The Role Of A Home Inspection In Florida Real Estate
When trying to conclude a residential real estate transaction in Florida, it is recommended (though not required) to have a home inspection performed before going to closing. A licensed, certified home inspector can do this, providing you with vital information about the state of the property, and may sometimes catch a defect of which you were not previously aware. However, it is crucial to be aware of home inspectors’ limitations, including to the amount of damages one may recover in the event of a crisis.
Verifying The State Of A Property
A home inspector must be licensed and certified by Florida authorities before being able to practice the profession, because consumers must be able to “rely on the competence” of these workers in order to successfully close their real estate transactions. Once properly credentialed, they are able to perform inspections – usually limited and primarily visual – of home components that are installed and allegedly working. Some of these ‘components’ include the home’s overall structure (such as the wall studs and the roof), the HVAC system, and the plumbing system, among many others.
Despite home inspections being primarily visual, do not think that they are cursory. A dedicated home inspector spends quite a bit of time investigating each component, and indeed, all standard Florida residential real estate contracts give the buyer an ‘inspection period’ in which they can have one performed before the date of the closing. Home inspectors in Florida are also required to put their findings in writing as to the overall condition of the home, which can be helpful to the buyer in terms of verifying whether a seller has met their obligations or not.

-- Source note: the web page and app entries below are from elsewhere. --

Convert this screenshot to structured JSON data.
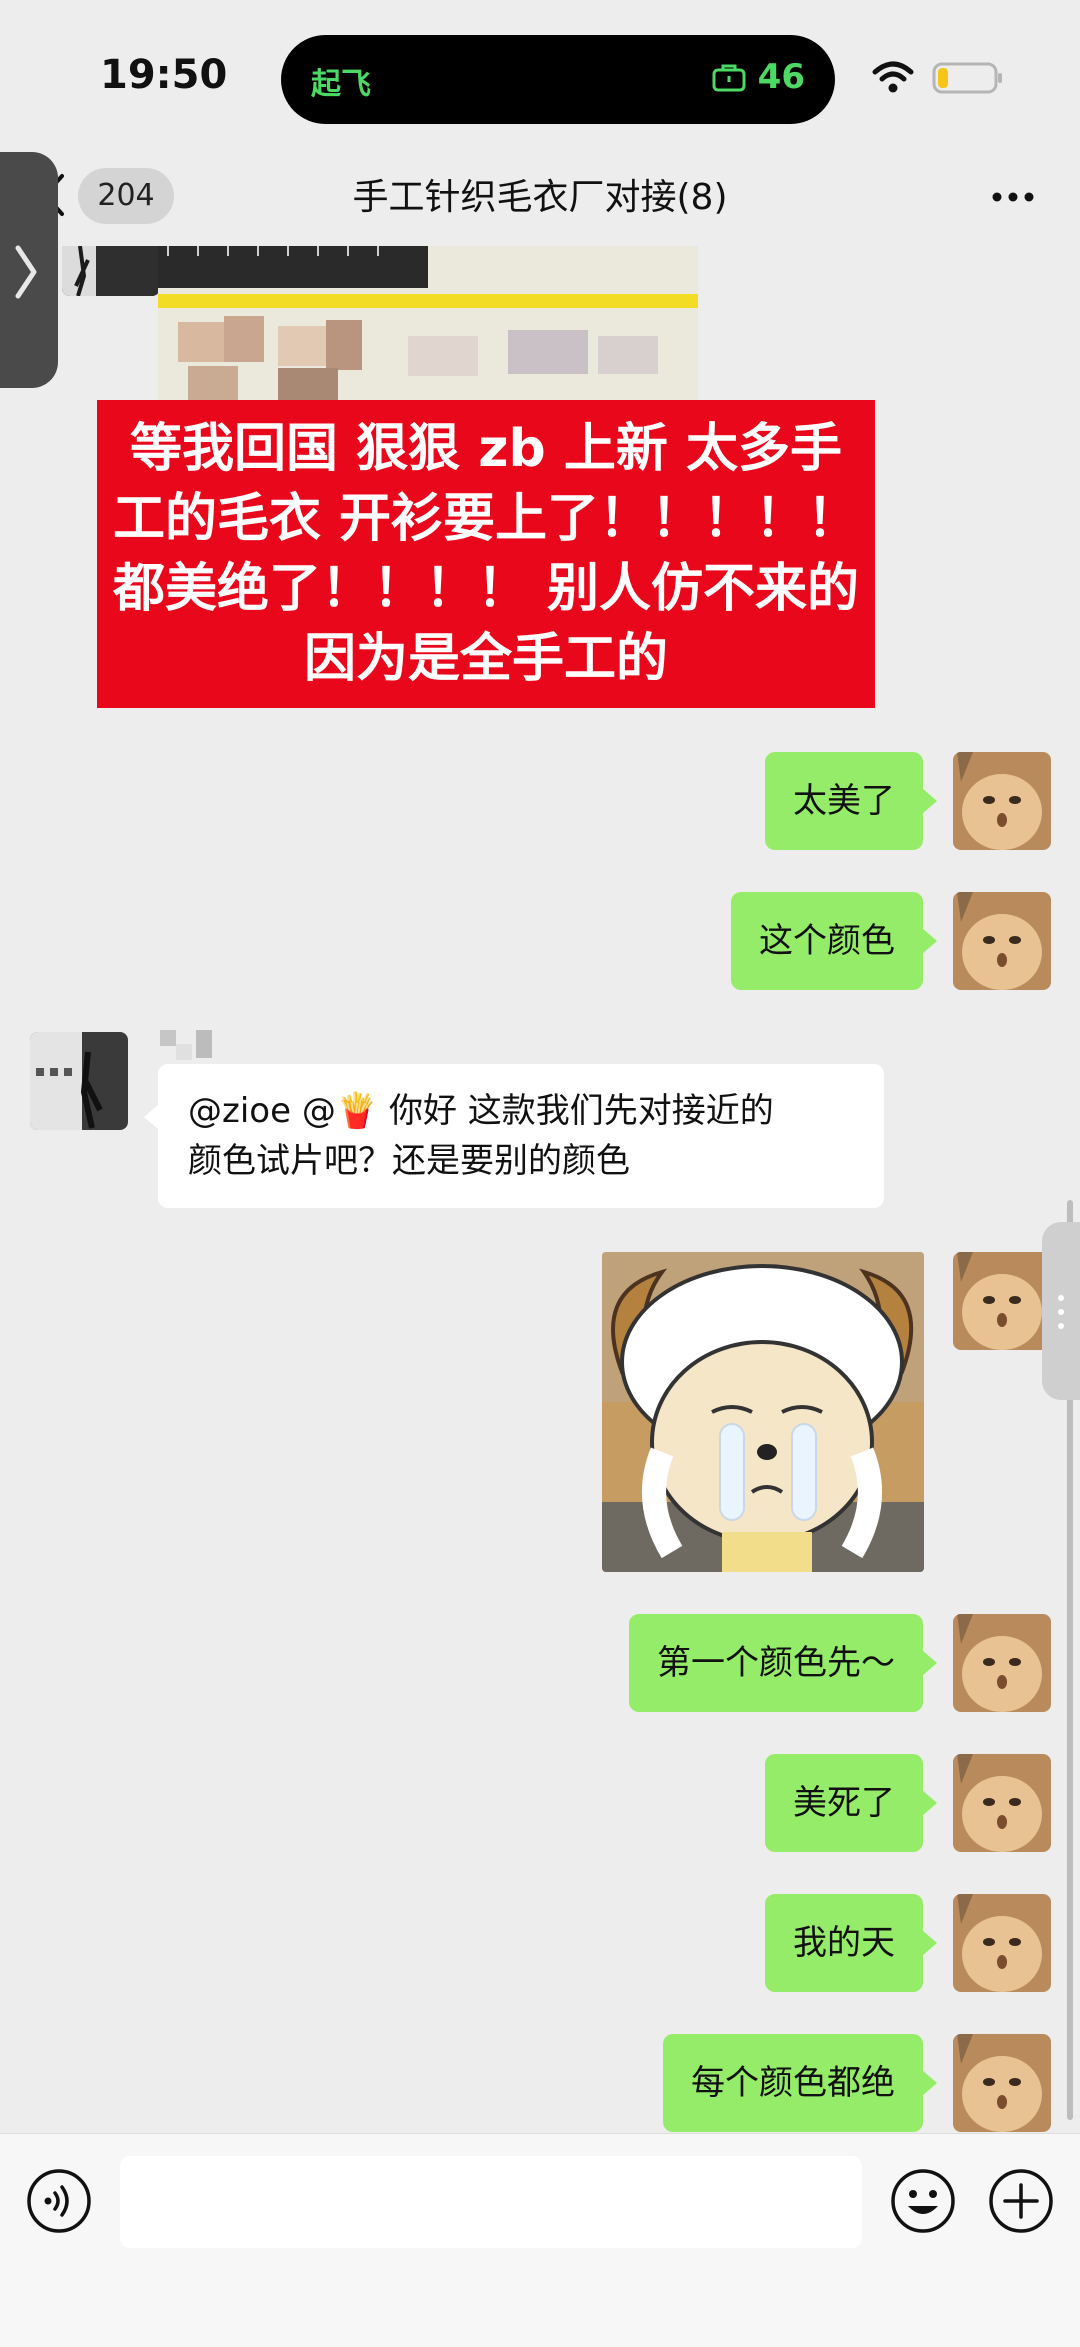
{
  "status_bar": {
    "time": "19:50",
    "island_left_text": "起飞",
    "island_right_value": "46",
    "island_icon": "briefcase-icon",
    "accent_color": "#4cd964"
  },
  "nav": {
    "unread_count": "204",
    "title": "手工针织毛衣厂对接(8)"
  },
  "messages": {
    "promo_lines": [
      "等我回国 狠狠 zb 上新 太多手",
      "工的毛衣 开衫要上了！！！！！",
      "都美绝了！！！！ 别人仿不来的",
      "因为是全手工的"
    ],
    "m1": "太美了",
    "m2": "这个颜色",
    "left_line1": "@zioe @🍟  你好 这款我们先对接近的",
    "left_line2": "颜色试片吧？还是要别的颜色",
    "m3": "第一个颜色先～",
    "m4": "美死了",
    "m5": "我的天",
    "m6": "每个颜色都绝"
  },
  "colors": {
    "bubble_green": "#95ec69",
    "promo_red": "#e8071b",
    "background": "#ededed"
  },
  "input": {
    "value": "",
    "placeholder": ""
  }
}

If There Are Mistakes
While the solid majority of home inspectors are good, honest workers who will provide you the information you need to close on your new property, it is important to be aware that sometimes, mistakes, omissions, or, in rare cases, fraud, all happen. For example, it is not unheard of for a real estate agent (a “transaction broker”) and a home inspector to work together to make homes seem more structurally sound than they are. However, the more omnipresent concern is simple mistake. Even if an omission or error is unintentional, it can still wind up costing a buyer time and money to fix a missed defect in their new home.
It is possible in Florida to sue a home inspector, but the chance for recovery is extremely low, because most home inspectors insert language in their contracts that limits their own liability. Even if you do not read the contract before you sign it, you are bound by it – meaning that if you find latent defects in the property after the inspection is complete, you may have very little recourse against them. As one might imagine, the cure for this is to preemptively familiarize yourself with the contract before agreeing to its terms.
Contact A Tampa Real Estate Attorney
A proper home inspection is only one of the components of the real estate purchase process. If you have questions or concerns about a home inspection or any other part of buying a new home, calling a Tampa real estate attorney from the Seward Law Office may help smooth out any potential issues. Call attorney Alicia Seward at 813-252-6789 to schedule a consultation.